SINGAPORE: A spent refrigerator inches up a long conveyor belt, into the mouth of a towering machine that starts up with a huge groan.
In a matter of minutes, the refrigerator that weighs almost 100kg folds and bends, gets crushed and is turned to dust. The machine then separates what comes out into foam, plastic and ferrous or non-ferrous metals.
This is Singapore's only fully automated recycling plant for large household appliances, located at Tuas View Square.
Run by EWR2, the plant processes used appliances like washing machines and dryers. The recycling facility also accepts and processes other e-waste like computers, desktops and TV screens.
“The main components, we recover quite a lot of metals. We have copper, we have aluminium, we also have plastics,” the facility’s managing director Jonson Lai told reporters on Tuesday (Jul 13) during a visit to the EWR2 facility.
Here, about 95 per cent of the materials from large home appliances can be recovered and about 80 per cent can be recycled, he added.
There were more than 20 spent refrigerators sitting in front of the huge machine waiting for their turn with it. Plastic parts that have been stripped from their refrigerator shells sit in large bins next to them.
Before they enter the large home appliance recycling plant, another machine extracts the refrigerant from the end-of-life refrigerators. Workers also use another machine to cut open the refrigerator compressor motors to retrieve the copper coils inside.
The plant started operations in March, and has processed more than 1,000 tonnes of e-waste so far, said Mr Lai. This includes about 500 tonnes of large home appliances.
“For incoming goods, like refrigerators, when they come in, some of them are really very dirty and smelly. Some of them even have rotted food inside. So these are things we need to clean up before we can recycle them,” he added.
Singapore generates more than 60,000 tonnes of e-waste, or electrical and electronic waste, every year, and this is expected to increase, said the National Environment Agency (NEA).
The agency launched the Extended Producer Responsibility scheme for e-waste on Jul 1, making producers responsible for managing the end-of-life disposal of electrical and electronic products they supply to the Singapore market.
Regulated products include infocomm technology equipment, large appliances, light bulbs and tubes, batteries and solar photovoltaic panels.

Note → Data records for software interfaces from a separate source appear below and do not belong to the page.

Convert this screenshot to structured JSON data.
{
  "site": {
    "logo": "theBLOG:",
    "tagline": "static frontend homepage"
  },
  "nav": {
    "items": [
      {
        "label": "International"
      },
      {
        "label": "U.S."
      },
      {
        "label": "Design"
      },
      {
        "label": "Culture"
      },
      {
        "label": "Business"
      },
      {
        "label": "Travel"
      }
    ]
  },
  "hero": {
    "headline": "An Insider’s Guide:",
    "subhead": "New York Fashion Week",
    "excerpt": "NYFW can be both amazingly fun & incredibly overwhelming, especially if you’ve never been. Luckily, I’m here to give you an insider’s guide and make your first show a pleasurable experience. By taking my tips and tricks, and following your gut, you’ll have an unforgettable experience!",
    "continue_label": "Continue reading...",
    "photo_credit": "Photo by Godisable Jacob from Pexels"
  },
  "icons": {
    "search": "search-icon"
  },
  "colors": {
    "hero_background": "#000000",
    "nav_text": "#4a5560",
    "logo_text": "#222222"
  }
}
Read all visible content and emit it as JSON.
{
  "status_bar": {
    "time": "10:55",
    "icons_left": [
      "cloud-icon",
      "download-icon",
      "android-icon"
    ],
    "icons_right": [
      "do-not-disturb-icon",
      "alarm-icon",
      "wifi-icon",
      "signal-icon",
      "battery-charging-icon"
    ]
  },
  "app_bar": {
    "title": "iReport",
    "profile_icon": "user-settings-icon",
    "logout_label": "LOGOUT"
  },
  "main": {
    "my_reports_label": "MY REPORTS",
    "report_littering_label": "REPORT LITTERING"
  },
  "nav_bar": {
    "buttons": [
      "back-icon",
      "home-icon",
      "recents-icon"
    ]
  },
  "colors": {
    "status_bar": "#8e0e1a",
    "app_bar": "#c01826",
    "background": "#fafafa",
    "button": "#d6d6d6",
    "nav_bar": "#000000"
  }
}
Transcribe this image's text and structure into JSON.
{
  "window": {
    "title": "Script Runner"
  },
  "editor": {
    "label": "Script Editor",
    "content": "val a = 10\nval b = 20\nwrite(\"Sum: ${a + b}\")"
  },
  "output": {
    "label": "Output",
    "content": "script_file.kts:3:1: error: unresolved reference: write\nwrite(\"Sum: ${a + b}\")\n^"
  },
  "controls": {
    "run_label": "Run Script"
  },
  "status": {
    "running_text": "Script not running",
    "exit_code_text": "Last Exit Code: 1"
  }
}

“With the recently launched Extended Producer Responsibility scheme for e-waste, regulated products that reach their end-of-life will need to be sent for proper treatment and recycling,” said Senior Minister of State for the Ministry of Sustainability and the Environment Amy Khor, who was at the visit.
“This will protect the environment and public health from hazardous substances and also ensure that the precious materials, as well as working components within the e-waste, can be recovered and reused.”
Large household appliances like air conditioning units, washing machines and refrigerators are “typically more challenging” to recycle than other types of e-waste, said Dr Khor.
“And this is because the recycling process for LHAs (large household appliances) requires highly specialised tools and machinery. And the recovered components are typically of lower value,” she added.
On top of the recycling plant for large household appliances, EWR2 also has a printed circuit board (PCB) processing plant that can take 300kg of boards at a time.
Some appliances like CPUs or computer and LED screens have to be taken apart first by hand because they contain some hazardous materials.
Most PCBs they receive first go into a component dismantling machine, which uses friction and heat to knock off or melt the separate parts attached to the board.
The parts that drop off are sent to the precious metal recovery plant on the third floor of the facility, and metals like gold, silver and palladium are extracted using acids. There are also wastewater and acid treatment plants to support the precious metal recovery plant.
What remains of the PCBs is processed in the processing plant, separated into metals and plastic.
The facility also houses a laboratory and a material testing room, which test the purity of the precious metals recycled in the plant.
A manual large household appliance recycling plant would usually need about 10 to 15 people to operate, but since EWR2’s plant is fully automated, it needs only three to four people on site to operate it, said Mr Lai.
Pre-sorting the appliances still “takes some time”, but he estimates that the fully automated plant only needs 20 to 30 per cent of the man-hours needed by a manual recycling plant.
When the volume of e-waste they receive grows, Mr Lai hopes to expand the facility’s operations.
“Presently in Singapore, not many people automate their equipment to do recycling of e-waste, and we’re doing this for household appliances because there is a need to do so, and there is volume,” said Mr Lai.
“In Singapore, there are many tonnes of refrigerators that need to be processed. With automation, we can cut short the manpower and increase the volume (that we can process).”